* What is expected
Whenever the word "starptautisko" turns up in a line of the data below, copy that line.
-- Opening Marker --
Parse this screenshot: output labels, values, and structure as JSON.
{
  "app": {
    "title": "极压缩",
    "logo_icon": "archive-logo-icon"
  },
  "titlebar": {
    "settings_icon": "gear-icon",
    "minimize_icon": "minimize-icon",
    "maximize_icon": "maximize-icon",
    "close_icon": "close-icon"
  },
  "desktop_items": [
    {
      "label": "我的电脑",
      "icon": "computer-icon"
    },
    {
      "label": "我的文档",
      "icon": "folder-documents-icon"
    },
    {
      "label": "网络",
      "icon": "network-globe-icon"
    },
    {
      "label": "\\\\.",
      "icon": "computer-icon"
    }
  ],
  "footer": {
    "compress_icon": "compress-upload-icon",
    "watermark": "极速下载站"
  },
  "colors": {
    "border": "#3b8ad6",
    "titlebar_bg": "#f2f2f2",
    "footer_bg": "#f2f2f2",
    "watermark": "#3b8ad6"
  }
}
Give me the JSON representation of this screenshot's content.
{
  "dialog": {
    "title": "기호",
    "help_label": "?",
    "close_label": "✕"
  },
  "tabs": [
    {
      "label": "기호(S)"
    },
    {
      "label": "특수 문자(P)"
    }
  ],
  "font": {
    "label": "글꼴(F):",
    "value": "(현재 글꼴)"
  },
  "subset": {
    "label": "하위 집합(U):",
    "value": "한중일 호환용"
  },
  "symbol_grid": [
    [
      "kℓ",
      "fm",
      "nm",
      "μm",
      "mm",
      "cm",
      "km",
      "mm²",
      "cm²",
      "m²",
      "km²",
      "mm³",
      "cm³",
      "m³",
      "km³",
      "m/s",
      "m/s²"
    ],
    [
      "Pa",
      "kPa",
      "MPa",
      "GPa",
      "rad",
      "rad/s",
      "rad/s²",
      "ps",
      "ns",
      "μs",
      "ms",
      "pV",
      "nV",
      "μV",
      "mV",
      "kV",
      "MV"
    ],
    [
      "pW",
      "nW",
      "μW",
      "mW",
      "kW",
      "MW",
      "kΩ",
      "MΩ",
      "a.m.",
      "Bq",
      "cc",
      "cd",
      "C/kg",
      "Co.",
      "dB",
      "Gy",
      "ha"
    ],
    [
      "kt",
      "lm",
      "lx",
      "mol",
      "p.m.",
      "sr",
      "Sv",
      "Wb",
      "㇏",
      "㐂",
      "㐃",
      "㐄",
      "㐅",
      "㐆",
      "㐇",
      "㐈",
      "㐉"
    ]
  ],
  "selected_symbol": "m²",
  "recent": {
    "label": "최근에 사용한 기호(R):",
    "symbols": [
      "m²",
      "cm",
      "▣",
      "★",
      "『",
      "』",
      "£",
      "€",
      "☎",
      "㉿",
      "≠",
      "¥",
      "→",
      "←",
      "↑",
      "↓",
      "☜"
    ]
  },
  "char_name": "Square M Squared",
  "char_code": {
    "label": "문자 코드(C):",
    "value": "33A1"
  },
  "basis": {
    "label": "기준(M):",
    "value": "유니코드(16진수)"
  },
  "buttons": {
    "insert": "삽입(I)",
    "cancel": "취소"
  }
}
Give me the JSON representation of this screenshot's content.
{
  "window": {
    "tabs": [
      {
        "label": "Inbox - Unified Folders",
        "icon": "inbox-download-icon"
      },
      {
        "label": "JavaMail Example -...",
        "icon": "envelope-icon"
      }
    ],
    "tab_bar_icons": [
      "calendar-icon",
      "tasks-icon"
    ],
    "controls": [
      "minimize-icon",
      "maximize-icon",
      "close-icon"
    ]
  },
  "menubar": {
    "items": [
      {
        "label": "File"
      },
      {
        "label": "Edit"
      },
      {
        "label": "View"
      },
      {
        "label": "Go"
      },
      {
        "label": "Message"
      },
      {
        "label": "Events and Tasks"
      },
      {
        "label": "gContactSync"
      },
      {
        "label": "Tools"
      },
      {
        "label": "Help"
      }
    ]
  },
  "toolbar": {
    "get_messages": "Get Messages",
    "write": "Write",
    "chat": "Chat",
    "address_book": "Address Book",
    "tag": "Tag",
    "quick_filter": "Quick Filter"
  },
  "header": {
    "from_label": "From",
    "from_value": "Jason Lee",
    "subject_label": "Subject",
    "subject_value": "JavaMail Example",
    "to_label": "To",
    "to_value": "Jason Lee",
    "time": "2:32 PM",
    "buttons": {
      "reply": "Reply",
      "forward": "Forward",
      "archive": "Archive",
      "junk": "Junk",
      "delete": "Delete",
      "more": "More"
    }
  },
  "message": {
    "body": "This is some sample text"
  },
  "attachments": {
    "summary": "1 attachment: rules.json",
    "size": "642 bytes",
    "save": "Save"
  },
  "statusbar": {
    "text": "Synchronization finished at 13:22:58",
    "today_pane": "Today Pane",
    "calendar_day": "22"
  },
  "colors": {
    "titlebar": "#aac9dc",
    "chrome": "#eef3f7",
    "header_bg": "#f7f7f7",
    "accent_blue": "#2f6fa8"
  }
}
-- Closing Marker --
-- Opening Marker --
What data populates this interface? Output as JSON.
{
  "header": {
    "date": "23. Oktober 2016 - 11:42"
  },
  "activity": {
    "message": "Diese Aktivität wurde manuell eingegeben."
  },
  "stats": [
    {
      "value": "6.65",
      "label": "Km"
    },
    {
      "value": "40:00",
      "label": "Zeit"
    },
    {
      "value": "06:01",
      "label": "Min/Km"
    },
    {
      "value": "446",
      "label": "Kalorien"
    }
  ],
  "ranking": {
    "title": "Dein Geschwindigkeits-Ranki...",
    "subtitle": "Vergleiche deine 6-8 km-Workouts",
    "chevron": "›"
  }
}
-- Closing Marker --
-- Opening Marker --
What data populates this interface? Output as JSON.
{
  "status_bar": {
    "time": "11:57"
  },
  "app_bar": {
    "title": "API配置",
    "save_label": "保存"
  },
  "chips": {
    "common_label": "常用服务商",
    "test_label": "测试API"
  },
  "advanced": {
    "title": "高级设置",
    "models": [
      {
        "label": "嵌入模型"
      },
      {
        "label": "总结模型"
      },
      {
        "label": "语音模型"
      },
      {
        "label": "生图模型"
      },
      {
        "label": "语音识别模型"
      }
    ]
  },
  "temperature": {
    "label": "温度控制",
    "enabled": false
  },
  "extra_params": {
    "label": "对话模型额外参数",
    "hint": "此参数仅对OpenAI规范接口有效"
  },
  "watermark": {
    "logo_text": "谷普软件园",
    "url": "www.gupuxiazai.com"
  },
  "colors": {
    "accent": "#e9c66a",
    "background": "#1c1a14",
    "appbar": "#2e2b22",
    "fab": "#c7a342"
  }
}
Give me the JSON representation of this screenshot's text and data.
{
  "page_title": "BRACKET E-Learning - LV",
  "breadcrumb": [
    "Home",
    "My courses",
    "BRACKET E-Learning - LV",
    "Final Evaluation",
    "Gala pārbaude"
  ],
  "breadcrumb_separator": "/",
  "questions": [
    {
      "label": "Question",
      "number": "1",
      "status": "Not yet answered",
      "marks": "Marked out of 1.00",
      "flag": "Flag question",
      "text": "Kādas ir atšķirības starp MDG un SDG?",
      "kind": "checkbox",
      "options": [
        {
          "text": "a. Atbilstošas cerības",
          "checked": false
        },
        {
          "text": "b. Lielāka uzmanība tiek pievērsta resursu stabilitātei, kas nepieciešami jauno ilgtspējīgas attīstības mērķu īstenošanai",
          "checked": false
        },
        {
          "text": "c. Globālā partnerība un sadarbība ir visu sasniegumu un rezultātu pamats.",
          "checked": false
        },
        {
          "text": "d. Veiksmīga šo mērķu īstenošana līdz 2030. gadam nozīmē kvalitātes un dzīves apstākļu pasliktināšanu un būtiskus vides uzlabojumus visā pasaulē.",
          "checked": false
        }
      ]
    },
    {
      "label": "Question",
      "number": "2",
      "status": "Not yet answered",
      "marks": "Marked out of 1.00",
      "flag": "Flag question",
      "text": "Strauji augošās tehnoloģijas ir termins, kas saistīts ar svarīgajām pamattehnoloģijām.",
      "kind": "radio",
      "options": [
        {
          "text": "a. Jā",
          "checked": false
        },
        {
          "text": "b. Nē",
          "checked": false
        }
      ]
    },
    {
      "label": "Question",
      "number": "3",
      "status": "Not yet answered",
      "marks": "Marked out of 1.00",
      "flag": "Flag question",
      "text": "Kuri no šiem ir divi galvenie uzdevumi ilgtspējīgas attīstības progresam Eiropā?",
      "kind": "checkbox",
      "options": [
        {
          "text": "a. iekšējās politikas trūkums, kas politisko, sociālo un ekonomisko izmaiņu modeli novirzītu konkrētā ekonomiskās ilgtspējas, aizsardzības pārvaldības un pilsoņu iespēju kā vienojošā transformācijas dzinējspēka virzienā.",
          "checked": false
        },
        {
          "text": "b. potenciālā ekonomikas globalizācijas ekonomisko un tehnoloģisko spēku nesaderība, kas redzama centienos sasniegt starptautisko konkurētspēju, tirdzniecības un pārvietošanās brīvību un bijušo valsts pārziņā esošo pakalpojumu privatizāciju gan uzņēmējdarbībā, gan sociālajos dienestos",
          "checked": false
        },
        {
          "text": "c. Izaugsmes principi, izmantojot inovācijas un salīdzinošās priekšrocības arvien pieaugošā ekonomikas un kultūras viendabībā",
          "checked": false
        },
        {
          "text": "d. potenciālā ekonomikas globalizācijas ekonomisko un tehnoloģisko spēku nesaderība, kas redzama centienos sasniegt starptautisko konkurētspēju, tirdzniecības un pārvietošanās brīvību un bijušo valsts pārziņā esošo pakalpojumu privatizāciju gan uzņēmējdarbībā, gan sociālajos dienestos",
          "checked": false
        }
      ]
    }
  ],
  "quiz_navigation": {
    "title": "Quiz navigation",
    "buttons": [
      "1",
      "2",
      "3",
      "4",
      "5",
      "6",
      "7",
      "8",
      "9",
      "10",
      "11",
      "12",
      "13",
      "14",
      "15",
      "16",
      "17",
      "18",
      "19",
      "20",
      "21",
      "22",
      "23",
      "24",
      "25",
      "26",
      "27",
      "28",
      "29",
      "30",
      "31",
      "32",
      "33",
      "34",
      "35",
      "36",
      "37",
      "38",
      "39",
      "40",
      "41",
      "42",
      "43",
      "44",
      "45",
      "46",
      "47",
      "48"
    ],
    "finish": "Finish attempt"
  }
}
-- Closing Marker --
* Exercise result
          "text": "b. potenciālā ekonomikas globalizācijas ekonomisko un tehnoloģisko spēku nesaderība, kas redzama centienos sasniegt starptautisko konkurētspēju, tirdzniecības un pārvietošanās brīvību un bijušo valsts pārziņā esošo pakalpojumu privatizāciju gan uzņēmējdarbībā, gan sociālajos dienestos",
          "text": "d. potenciālā ekonomikas globalizācijas ekonomisko un tehnoloģisko spēku nesaderība, kas redzama centienos sasniegt starptautisko konkurētspēju, tirdzniecības un pārvietošanās brīvību un bijušo valsts pārziņā esošo pakalpojumu privatizāciju gan uzņēmējdarbībā, gan sociālajos dienestos",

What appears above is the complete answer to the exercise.